ML: I didn’t think Gentleman’s Guide would take off the way it did, let alone have enough of a readership to warrant a sequel, so I had no plans to write it. But since I had readers who seemed to love this world and these characters as much as I do, it felt like a natural next step to take. When I originally started plotting a second book (at the urging of my editor), I intended to make it another Monty-narrated book. But he and Percy already got their happy ending and I didn’t want to mess with that. So instead, I looked to Felicity, and her story sort of unfurled.
RM: The novel traverses 18th-century Europe. What sort of research did you do for the setting?
ML: So much! I initially became interested in the 18th century grand tour in college, so I’ve been reading on and off about it for years. When I started working on the book, I read other historical fiction set in the time period, primary sources like journals and letters and travel logs from 18th century tourists, nonfiction books about the time period…and then started writing and still found myself wildly unprepared. I spend so much time researching while I’m writing because you never know what strange, small details about things like 18th century socks and soap and banking you’re going to need until you get there. My biggest advice for writing historical fiction is always start before you’re ready—research can so easily become a procrastination technique. I also spent a year traveling Europe—long before I knew this book would someday exist, but I visited all the same places Monty and Percy and Felicity go in the first book, and many Felicity visits in the second. Traveling is always the best research.
RM: Did you always want to be a writer?

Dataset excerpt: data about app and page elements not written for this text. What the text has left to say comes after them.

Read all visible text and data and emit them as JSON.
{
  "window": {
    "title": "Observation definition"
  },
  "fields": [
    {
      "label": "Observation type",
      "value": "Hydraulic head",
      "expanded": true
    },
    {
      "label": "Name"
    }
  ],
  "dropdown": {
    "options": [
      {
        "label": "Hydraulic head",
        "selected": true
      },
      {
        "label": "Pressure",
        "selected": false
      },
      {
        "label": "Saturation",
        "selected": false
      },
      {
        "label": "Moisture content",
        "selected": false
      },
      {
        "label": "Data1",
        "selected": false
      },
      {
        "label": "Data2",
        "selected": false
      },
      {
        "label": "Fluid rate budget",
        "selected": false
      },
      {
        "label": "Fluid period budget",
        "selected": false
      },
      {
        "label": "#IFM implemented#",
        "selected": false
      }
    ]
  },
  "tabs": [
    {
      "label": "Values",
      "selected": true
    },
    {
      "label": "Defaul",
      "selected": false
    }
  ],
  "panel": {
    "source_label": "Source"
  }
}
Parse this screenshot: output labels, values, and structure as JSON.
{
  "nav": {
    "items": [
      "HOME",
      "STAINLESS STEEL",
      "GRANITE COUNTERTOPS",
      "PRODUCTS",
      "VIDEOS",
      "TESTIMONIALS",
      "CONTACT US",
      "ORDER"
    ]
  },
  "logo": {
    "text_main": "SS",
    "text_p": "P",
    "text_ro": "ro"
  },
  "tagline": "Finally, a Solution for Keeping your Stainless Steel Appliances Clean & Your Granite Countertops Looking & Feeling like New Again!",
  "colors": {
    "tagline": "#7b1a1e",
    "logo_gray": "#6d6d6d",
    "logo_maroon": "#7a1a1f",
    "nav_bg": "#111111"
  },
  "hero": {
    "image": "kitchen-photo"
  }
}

ML: Not necessarily, but I always wanted to be a storyteller. I initially planned to become an academic and earn a PhD in history, but once I got to university, I quickly realized that my writing was not suited to academia—nor were the stories I wanted to be telling. I love the way historical fiction gives individuality to large historical events and looks at them through a smaller, more intimate lens. It has always made history feel more real and relatable to me. Historical fiction was the way I first discovered my love of history, so it’s kind of surprising I didn’t realize I wanted to write it sooner!
RM: You are also a bookseller. How has being on that side of the book business informed your writing?
ML: Publishing is a tough business. You can often feel like there are so many books, yours is lost in all the noise. When I’m on the floor with customers, it’s always a good reminder that readers don’t care about things like marketing campaigns and foreign sales and royalties and all those nuts and bolts that make authors feel inadequate. They just want great books. Getting to talk to people about the books they love always reminds me how important stories are. Bookselling has been a critical part of keeping my head on straight and remembering why I do what I do when I’m frustrated with the business side of the publishing industry.
RM: What do you have on your bookshelf or audiobook queue now? Do you have any recommendations of recent books?
ML: I do so much of my reading via audiobooks—I have since I was a kid. It’s my favorite way to consume books. Right now, I just finished listening to Bad Blood which was a MIND BLOWING true story, and I just got Station Eleven queued up, because I’m super late to that party.